Ukrainian officials have argued that there is no technical basis for Russia’s demand that the turbine be returned because the pipeline can operate without it. Moscow, they say, is choosing to weaponize gas flow in retaliation for sanctions.
“This dangerous precedent violates international solidarity, goes against the principle of the rule of law and will have only one consequence: it will strengthen Moscow’s sense of impunity,” Ukraine’s foreign and energy ministries said in a statement.
Since Russia’s full-scale invasion in February, Ottawa has penalized more than 1,000 people and entities, including Russia’s oil and gas sector and its manufacturing industry.
But the tussle over the turbine has Canada, home to the world’s second-largest Ukrainian diaspora, caught between two allies: Germany, a NATO partner, and Ukraine.

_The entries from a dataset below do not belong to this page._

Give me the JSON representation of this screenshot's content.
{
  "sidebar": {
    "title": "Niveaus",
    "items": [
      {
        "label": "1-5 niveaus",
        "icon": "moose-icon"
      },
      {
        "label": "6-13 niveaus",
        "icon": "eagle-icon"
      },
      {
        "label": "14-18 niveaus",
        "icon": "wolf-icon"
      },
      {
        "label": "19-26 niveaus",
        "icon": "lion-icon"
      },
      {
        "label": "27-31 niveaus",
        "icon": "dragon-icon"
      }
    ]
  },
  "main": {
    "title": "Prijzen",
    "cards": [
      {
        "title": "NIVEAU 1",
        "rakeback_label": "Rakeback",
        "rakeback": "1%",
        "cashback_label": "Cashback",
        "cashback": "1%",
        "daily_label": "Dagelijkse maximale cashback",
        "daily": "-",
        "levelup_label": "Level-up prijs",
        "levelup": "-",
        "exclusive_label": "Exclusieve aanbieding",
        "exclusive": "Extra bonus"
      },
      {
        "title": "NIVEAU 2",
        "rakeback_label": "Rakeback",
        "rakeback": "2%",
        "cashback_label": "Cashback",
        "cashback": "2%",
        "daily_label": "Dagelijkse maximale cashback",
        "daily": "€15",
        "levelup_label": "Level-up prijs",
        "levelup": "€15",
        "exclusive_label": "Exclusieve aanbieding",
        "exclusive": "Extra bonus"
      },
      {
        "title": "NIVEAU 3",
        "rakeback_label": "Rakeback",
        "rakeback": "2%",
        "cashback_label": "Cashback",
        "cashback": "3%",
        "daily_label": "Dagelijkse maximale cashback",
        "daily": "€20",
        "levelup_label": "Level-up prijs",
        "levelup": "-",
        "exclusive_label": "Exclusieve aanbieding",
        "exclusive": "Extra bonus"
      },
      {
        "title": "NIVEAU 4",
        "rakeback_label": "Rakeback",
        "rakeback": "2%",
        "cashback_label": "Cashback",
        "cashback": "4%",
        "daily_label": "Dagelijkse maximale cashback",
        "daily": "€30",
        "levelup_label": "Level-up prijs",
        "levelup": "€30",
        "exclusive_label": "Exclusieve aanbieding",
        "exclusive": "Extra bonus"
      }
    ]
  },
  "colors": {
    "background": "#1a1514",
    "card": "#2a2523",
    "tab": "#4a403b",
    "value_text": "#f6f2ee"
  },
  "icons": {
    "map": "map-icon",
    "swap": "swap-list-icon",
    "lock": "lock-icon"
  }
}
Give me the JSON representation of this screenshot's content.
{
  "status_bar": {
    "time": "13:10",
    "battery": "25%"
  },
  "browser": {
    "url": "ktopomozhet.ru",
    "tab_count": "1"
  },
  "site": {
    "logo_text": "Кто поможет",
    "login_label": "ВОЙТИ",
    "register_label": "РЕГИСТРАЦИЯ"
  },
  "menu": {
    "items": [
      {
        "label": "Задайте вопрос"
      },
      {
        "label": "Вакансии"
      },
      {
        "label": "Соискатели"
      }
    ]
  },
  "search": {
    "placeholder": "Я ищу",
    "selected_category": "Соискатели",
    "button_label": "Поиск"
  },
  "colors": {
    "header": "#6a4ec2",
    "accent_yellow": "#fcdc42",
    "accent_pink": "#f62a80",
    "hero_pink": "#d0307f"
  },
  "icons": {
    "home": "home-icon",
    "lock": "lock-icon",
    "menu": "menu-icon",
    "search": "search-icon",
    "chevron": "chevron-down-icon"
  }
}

Alexandra Chyczij, president of the Ukrainian Canadian Congress, characterized the decision as “bowing to Russian blackmail,” while Canada’s opposition Conservative Party said it would damage the country’s “standing on the world stage.”
The State Department, however, said it supported Ottawa’s decision.
“In the short term, the turbine will allow Germany and other European countries to replenish their gas reserves, increasing their energy security and resiliency and countering Russia’s efforts to weaponize energy,” spokesman Ned Price said Monday.
Jonathan Wilkinson, Canada’s natural resources minister, said Saturday that the permit to return the turbine is “time-limited and revocable.”
“Absent a necessary supply of natural gas, the German economy will suffer very significant hardship,” he said, “and Germans themselves will be at risk of being unable to heat their homes as winter approaches.”
Reis Thebault reported from Washington and Amanda Coletta from Toronto. Kendra Nichols in Seoul contributed to this report.
War in Ukraine: What you need to know
The latest: Russian President Vladimir Putin signed decrees Friday to annex four occupied regions of Ukraine, following staged referendums that were widely denounced as illegal. Follow our live updates here.
The response: The Biden administration on Friday announced a new round of sanctions on Russia, in response to the annexations, targeting government officials and family members, Russian and Belarusian military officials and defense procurement networks. President Volodymyr Zelensky also said Friday that Ukraine is applying for “accelerated ascension” into NATO, in an apparent answer to the annexations.
In Russia: Putin declared a military mobilization on Sept. 21 to call up as many as 300,000 reservists in a dramatic bid to reverse setbacks in his war on Ukraine. The announcement led to an exodus of more than 180,000 people, mostly men who were subject to service, and renewed protests and other acts of defiance against the war.
The fight: Ukraine mounted a successful counteroffensive that forced a major Russian retreat in the northeastern Kharkiv region in early September, as troops fled cities and villages they had occupied since the early days of the war and abandoned large amounts of military equipment.
Photos: Washington Post photographers have been on the ground from the beginning of the war — here’s some of their most powerful work.